But Kishore was more popular among the younger listeners mainly due to the success of R D Burman's music in films like Kati Patang (Yeh jo mohabbat hain), Amar Prem (Chingari koi bhadke) and Aap Ki Kasam (Karvate badalte rahen, with Lata).
He became an actor with Andolan, but gained popularity with Ladki in 1953. It is regrettable that his wilder roles drew attention away from his merits as a singer of soulful and serious melody.
Kishore Kumar too hoped to become a romantic hero like his brother, Ashok Kumar, and sing romantic songs like Mere neendon mein tum, but that did not quite happen.
The comic roles he played in films like Half Ticket, Chalti Ka Naam Gaadi, Padosan and Jhumroo showed his versatility as an actor and lined his pockets but still left him dissatisfied.

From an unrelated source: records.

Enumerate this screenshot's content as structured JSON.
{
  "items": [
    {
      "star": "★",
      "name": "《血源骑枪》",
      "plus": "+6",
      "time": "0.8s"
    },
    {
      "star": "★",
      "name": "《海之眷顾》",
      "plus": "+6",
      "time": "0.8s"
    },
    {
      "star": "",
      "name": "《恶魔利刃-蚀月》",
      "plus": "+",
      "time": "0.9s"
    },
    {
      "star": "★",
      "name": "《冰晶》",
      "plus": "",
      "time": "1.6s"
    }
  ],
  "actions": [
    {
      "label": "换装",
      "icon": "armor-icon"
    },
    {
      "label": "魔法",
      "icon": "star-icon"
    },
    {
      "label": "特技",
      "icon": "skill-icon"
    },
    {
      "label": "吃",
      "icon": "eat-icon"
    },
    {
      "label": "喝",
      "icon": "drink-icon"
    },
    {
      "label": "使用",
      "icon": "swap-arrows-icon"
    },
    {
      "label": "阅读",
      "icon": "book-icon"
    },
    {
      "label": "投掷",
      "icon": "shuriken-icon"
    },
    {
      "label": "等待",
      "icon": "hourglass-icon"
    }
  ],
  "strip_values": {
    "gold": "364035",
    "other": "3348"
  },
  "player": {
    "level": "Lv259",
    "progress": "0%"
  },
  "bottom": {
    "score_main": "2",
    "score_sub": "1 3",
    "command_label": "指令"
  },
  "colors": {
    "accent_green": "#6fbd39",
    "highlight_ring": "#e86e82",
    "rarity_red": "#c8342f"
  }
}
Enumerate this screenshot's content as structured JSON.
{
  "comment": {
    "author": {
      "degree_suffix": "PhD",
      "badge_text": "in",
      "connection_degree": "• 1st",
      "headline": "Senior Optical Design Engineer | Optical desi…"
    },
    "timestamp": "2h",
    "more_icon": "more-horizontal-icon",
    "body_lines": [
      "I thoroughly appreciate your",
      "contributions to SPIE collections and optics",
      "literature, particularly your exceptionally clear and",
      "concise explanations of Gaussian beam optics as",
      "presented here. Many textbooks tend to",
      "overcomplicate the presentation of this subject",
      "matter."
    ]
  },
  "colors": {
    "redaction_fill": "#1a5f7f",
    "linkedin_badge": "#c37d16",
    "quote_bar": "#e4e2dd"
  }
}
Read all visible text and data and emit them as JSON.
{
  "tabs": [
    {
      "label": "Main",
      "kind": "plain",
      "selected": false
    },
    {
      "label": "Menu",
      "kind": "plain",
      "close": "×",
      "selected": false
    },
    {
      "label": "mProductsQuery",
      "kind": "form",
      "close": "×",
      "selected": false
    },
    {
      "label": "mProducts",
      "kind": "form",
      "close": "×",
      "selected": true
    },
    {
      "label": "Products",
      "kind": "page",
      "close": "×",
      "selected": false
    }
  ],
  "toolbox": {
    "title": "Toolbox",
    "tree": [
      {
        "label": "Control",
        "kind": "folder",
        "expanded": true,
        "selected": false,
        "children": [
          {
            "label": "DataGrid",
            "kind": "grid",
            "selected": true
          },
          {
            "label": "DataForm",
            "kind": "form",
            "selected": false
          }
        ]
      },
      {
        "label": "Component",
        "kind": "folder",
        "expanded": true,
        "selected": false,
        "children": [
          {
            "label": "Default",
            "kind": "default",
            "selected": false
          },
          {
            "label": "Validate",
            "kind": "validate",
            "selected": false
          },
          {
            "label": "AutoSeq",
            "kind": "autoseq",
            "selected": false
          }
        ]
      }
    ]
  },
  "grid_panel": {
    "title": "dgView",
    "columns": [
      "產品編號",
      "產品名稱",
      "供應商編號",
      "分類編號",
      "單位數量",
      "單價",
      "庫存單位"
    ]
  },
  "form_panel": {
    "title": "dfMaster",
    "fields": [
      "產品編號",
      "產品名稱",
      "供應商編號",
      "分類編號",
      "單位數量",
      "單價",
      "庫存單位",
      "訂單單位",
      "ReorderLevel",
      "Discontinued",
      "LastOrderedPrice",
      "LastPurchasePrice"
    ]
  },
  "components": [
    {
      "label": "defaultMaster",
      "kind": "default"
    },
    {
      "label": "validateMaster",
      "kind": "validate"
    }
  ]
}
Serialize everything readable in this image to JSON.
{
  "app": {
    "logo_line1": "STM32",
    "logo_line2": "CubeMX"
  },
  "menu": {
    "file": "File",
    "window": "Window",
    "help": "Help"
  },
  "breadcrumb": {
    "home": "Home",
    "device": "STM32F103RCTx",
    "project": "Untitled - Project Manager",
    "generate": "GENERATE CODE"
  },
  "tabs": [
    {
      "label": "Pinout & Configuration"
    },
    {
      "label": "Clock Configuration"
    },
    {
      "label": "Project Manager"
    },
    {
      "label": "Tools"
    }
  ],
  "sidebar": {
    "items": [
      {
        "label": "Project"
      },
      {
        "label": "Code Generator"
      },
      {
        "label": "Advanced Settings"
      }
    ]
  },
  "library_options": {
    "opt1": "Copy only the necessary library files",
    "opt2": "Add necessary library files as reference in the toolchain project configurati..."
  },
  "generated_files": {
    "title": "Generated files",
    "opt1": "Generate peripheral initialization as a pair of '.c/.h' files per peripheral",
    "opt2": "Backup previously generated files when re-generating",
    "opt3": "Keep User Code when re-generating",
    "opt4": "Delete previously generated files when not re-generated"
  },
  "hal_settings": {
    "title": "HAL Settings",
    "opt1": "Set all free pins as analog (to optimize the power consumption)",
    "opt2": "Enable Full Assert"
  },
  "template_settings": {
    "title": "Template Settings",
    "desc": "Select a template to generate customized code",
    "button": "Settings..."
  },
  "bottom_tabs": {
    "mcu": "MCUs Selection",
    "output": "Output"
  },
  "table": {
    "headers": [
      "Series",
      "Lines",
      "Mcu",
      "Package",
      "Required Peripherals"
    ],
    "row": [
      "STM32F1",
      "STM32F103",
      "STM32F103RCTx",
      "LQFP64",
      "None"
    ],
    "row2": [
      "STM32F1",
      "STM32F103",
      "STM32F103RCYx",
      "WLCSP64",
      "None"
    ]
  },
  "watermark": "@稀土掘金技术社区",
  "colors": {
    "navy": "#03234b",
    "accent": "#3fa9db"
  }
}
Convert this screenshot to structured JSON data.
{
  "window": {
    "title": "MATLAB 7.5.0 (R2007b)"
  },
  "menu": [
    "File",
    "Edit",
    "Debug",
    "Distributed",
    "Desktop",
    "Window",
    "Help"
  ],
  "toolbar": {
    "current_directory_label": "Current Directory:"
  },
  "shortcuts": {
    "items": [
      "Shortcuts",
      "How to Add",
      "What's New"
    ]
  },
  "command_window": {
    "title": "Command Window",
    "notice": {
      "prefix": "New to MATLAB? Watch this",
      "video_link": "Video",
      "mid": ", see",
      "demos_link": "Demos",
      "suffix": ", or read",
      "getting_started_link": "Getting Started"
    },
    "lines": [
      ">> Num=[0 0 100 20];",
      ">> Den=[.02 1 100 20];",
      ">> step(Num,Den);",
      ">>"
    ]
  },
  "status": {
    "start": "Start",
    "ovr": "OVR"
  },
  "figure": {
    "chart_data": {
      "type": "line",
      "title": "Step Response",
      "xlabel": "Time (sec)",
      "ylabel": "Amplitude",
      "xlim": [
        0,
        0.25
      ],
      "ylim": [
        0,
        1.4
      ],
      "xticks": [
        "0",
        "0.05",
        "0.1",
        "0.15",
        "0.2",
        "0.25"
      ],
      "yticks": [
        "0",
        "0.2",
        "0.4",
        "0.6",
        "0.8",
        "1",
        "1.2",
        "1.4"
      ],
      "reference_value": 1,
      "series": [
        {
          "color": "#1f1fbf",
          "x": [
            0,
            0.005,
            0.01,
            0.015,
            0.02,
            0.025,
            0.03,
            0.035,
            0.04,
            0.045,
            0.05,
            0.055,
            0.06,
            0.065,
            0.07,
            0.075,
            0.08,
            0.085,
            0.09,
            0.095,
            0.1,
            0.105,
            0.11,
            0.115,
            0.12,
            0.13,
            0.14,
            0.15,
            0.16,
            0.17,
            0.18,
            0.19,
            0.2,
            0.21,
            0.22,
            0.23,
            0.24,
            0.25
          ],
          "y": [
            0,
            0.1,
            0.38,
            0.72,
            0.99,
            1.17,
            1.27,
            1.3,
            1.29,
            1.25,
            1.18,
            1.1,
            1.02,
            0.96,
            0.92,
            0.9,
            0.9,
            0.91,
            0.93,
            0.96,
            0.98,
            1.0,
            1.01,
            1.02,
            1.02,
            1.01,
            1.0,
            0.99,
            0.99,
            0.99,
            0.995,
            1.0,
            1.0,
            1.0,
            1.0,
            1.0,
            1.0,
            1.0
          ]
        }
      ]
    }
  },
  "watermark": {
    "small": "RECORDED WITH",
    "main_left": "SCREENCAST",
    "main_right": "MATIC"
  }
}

And thereafter, he remained saddled with an image that did not project his real self.
Eventually he had to make his own films like Door Gagan ke Chaon Mein (Koi lauta de mere beete huen din) in 1964 and Door Ka Rahi in 1971, to quench his thirst for sad, serious and sentimental music -- and roles.
Kishore always made the maximum effect in pathos-laden numbers like Zindagi ka safar (Safar), Kuch to log kahenge (Amar Prem) and Mera jivan kora kagaz ( Kora Kagaz).
Success at last
When Kishore began singing, he faced tough competition from some formidable rivals.
By 1970, he had sung just half the number of songs Mukesh had, and about 10 per cent of that which Rafi had to his credit.
He had to wait 17 years -- until 1965 -- before his luck turned, with Teen Deviyan.
The runaway success of the songs of Aradhana (1969) pushed Kishore into prominence, eclipsing all others with the popularity of Meri sapnon ki rani and Roop tera mastana.
Success followed success.
With hits like Yeh shaam mastani (Kati Patang) and Meri pyari baheniya (Sachcha Jhootha) and Yeh kya hua, kaise hua, kab hua (Amar Prem), Kishore Kumar soon came to be recognised as the voice of then superstar Rajesh Khanna.
During the dark days of the Emergency, when the high and the mighty bowed to the dictates of the extra-constitutional authority of Sanjay Gandhi, Kishore Kumar defied it, refusing to participate in a programme in Delhi, supposedly for a government 'cause'.
As a retaliatory measure, he was banned on government media like All India Radio and Doordarshan from May 4, 1976.
The government even tried to freeze the sale of his records.
Kishore Kumar survived the action; that vindictive government didn't.
Kishore Kumar did not always conform to the ways of the world around him and couldn't care less if he was called eccentric or mad.
Comedy might have been an integral part of him, but doubts linger whether it was just a front to fool the world he held in low esteem.
Actor, musician, film-maker, Kishore Kumar remained a lonely and restless soul. He longed to retire to the tranquillity of his native Khandwa.
Hypocrisy tired him and he craved a love that he found late in life.
His first marriage, to Ruma Guha Thakurta (Amit Kumar's mother) broke up, while that with Madhubala ended with her premature death.
His marriage to actress Yogeeta Bali also ended on the rocks.
Leena Chandavarkar was the best thing to have happened to him. He often used to jokingly say that he married only Leena; the rest married him.
He was just beginning to enjoy life with Leena and an infant son, Sumit, when he died.
He was still full of life. He was just 58.
This story was first published on October 14, 1997, one day after his death.